* **What this task involves**
Print out the data exactly, keeping every image out of it.

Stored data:
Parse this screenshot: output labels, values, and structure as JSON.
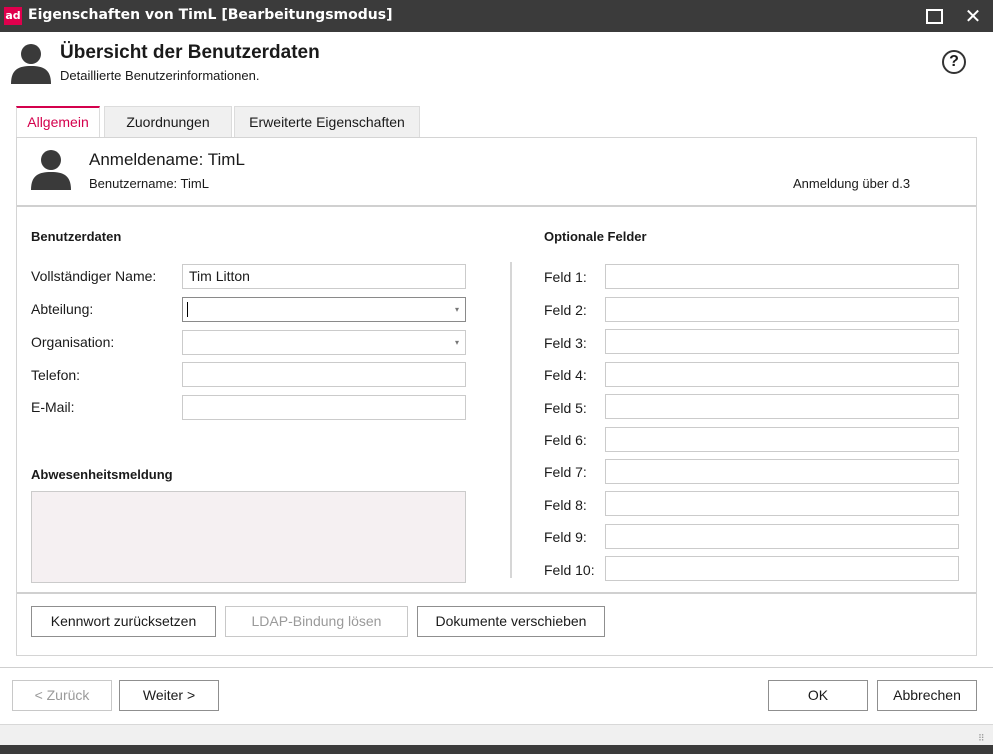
{
  "window": {
    "logo": "ad",
    "title": "Eigenschaften von TimL [Bearbeitungsmodus]"
  },
  "header": {
    "title": "Übersicht der Benutzerdaten",
    "subtitle": "Detaillierte Benutzerinformationen.",
    "help": "?"
  },
  "tabs": [
    {
      "label": "Allgemein",
      "active": true
    },
    {
      "label": "Zuordnungen",
      "active": false
    },
    {
      "label": "Erweiterte Eigenschaften",
      "active": false
    }
  ],
  "user": {
    "login_name": "Anmeldename: TimL",
    "username": "Benutzername: TimL",
    "login_via": "Anmeldung über d.3"
  },
  "user_data": {
    "heading": "Benutzerdaten",
    "fields": [
      {
        "label": "Vollständiger Name:",
        "value": "Tim Litton",
        "type": "text"
      },
      {
        "label": "Abteilung:",
        "value": "",
        "type": "dropdown"
      },
      {
        "label": "Organisation:",
        "value": "",
        "type": "dropdown"
      },
      {
        "label": "Telefon:",
        "value": "",
        "type": "text"
      },
      {
        "label": "E-Mail:",
        "value": "",
        "type": "text"
      }
    ]
  },
  "absence": {
    "heading": "Abwesenheitsmeldung",
    "value": ""
  },
  "optional": {
    "heading": "Optionale Felder",
    "fields": [
      {
        "label": "Feld 1:",
        "value": ""
      },
      {
        "label": "Feld 2:",
        "value": ""
      },
      {
        "label": "Feld 3:",
        "value": ""
      },
      {
        "label": "Feld 4:",
        "value": ""
      },
      {
        "label": "Feld 5:",
        "value": ""
      },
      {
        "label": "Feld 6:",
        "value": ""
      },
      {
        "label": "Feld 7:",
        "value": ""
      },
      {
        "label": "Feld 8:",
        "value": ""
      },
      {
        "label": "Feld 9:",
        "value": ""
      },
      {
        "label": "Feld 10:",
        "value": ""
      }
    ]
  },
  "actions": {
    "reset_password": "Kennwort zurücksetzen",
    "unbind_ldap": "LDAP-Bindung lösen",
    "move_documents": "Dokumente verschieben"
  },
  "footer": {
    "back": "< Zurück",
    "next": "Weiter >",
    "ok": "OK",
    "cancel": "Abbrechen"
  },
  "icons": {
    "dropdown_arrow": "▾",
    "maximize": "maximize-icon",
    "close": "✕",
    "grip": "⠿"
  },
  "colors": {
    "accent": "#d4004c",
    "titlebar": "#3b3b3b"
  }
}
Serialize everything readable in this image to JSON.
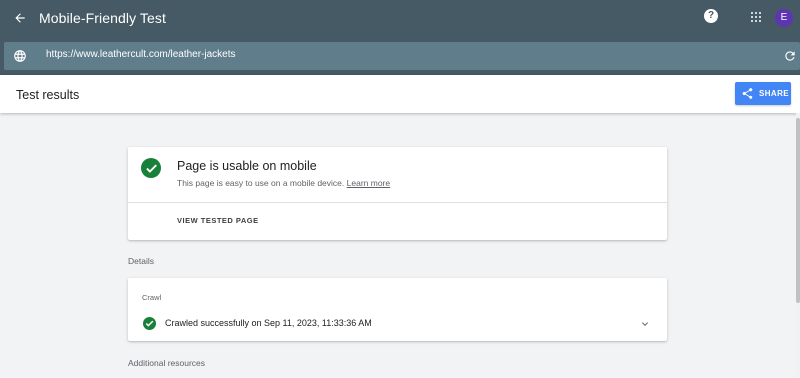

* **Solution for this exercise**
Parse this screenshot: output labels, values, and structure as JSON.
{
  "window": {
    "logo": "ad",
    "title": "Eigenschaften von TimL [Bearbeitungsmodus]"
  },
  "header": {
    "title": "Übersicht der Benutzerdaten",
    "subtitle": "Detaillierte Benutzerinformationen.",
    "help": "?"
  },
  "tabs": [
    {
      "label": "Allgemein",
      "active": true
    },
    {
      "label": "Zuordnungen",
      "active": false
    },
    {
      "label": "Erweiterte Eigenschaften",
      "active": false
    }
  ],
  "user": {
    "login_name": "Anmeldename: TimL",
    "username": "Benutzername: TimL",
    "login_via": "Anmeldung über d.3"
  },
  "user_data": {
    "heading": "Benutzerdaten",
    "fields": [
      {
        "label": "Vollständiger Name:",
        "value": "Tim Litton",
        "type": "text"
      },
      {
        "label": "Abteilung:",
        "value": "",
        "type": "dropdown"
      },
      {
        "label": "Organisation:",
        "value": "",
        "type": "dropdown"
      },
      {
        "label": "Telefon:",
        "value": "",
        "type": "text"
      },
      {
        "label": "E-Mail:",
        "value": "",
        "type": "text"
      }
    ]
  },
  "absence": {
    "heading": "Abwesenheitsmeldung",
    "value": ""
  },
  "optional": {
    "heading": "Optionale Felder",
    "fields": [
      {
        "label": "Feld 1:",
        "value": ""
      },
      {
        "label": "Feld 2:",
        "value": ""
      },
      {
        "label": "Feld 3:",
        "value": ""
      },
      {
        "label": "Feld 4:",
        "value": ""
      },
      {
        "label": "Feld 5:",
        "value": ""
      },
      {
        "label": "Feld 6:",
        "value": ""
      },
      {
        "label": "Feld 7:",
        "value": ""
      },
      {
        "label": "Feld 8:",
        "value": ""
      },
      {
        "label": "Feld 9:",
        "value": ""
      },
      {
        "label": "Feld 10:",
        "value": ""
      }
    ]
  },
  "actions": {
    "reset_password": "Kennwort zurücksetzen",
    "unbind_ldap": "LDAP-Bindung lösen",
    "move_documents": "Dokumente verschieben"
  },
  "footer": {
    "back": "< Zurück",
    "next": "Weiter >",
    "ok": "OK",
    "cancel": "Abbrechen"
  },
  "icons": {
    "dropdown_arrow": "▾",
    "maximize": "maximize-icon",
    "close": "✕",
    "grip": "⠿"
  },
  "colors": {
    "accent": "#d4004c",
    "titlebar": "#3b3b3b"
  }
}
Serialize everything readable in this image to JSON.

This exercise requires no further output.